Several muscles are located in the posterior compartment of the leg, typically grouped into superficial and basal groups. The majority of these muscles work to plantarflex the foot at the ankle.

 

Superficial Muscles

 

The superficial muscles give rise to the characteristic shape of the lower leg.

  • Gastrocnemius: The gastrocnemius, a two-headed muscle, is the most superficial of the muscles in the posterior compartment.
    • Attachments: Both heads originate from the femur. The fibers converge to form the calcaneal tendon which attaches to the heel.
    • Actions: Plantarflexes the foot, can also flex the lower leg at the knee but is not key in this movement.
  • Plantaris: The plantaris is a small muscle lying between the gastrocnemius and soleus. It is absent in 10% of people.
    • Attachments: Originates from the femur and attaches to the heel via the calcaneal tendon.
    • Actions: Plantarflexes the foot, can also flex the lower leg at the knee but is not key in this movement.
  • Soleus: The soleus is a large flat muscle which is the deepest lying of the superficial muscles.
    • Attachments: Originates from the tibia and fibula and attaches to the heel via the calcaneal tendon.
    • Actions: Plantarflexes the foot.

 

Deep Muscles

 

  • Tibialis Posterior: The tibialis posterior is the deepest lying of the muscles in the posterior compartment.
    • Attachments: Originates from the tibia and fibula and attaches to the plantar surfaces of the toes.
    • Actions: Inverts and plantarflexes the foot, maintains the arch of the foot.

 

Lateral Compartment

 

Two muscles found in the lateral compartment function to control eversion of the foot. Physiologically, there is a preference for the foot to invert, so these muscles also prevent excessive inversion.

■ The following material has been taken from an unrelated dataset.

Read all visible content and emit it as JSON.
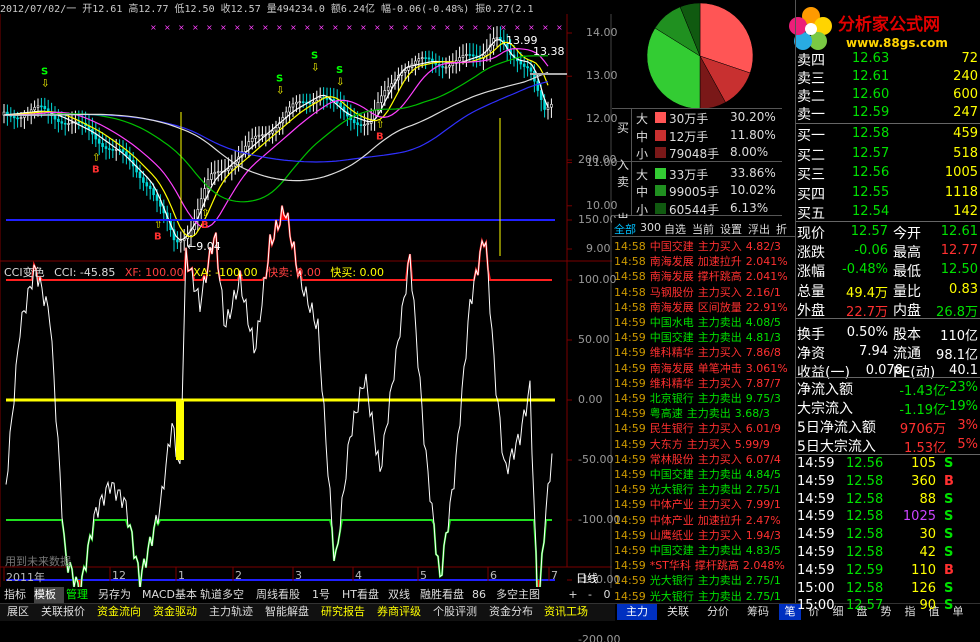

  • Fibularis Longus: The fibularis longus is the longer and more superficial of the two muscles.
    • Attachments: Originates from the fibula and tibia. The fibers converge into a tendon which passes under the foot and attaches to the medial side of the foot.
    • Actions: Eversion and plantarflexion of the foot.
  • Fibularis Brevis: The fibularis brevis muscles is the deeper and shorter of the two muscles.
    • Attachments: Originates from the lateral surface of the fibula and attaches to the little toe.
    • Actions: Eversion of the foot.

 

KEY MOVEMENTS

 

  • Eversion of the Foot (tilting of the sole of the foot away from the midline): Performed by the fibularis brevis and fibularis longus.
  • Inversion of the Foot (tilting of the sole of the foot inwards towards the midline): Performed by the tibialis posterior and tibialis anterior.
  • Dorsiflexion of the Foot (pulling the foot upwards towards the leg): Performed by the tibialis anterior, extensor hallucis longus and extensor digitorum longus.
  • Plantarflexion of the Foot (pulling the foot downwards away from the lower leg): Performed by the gastrocnemius, plantaris, soleus and fibularis longus.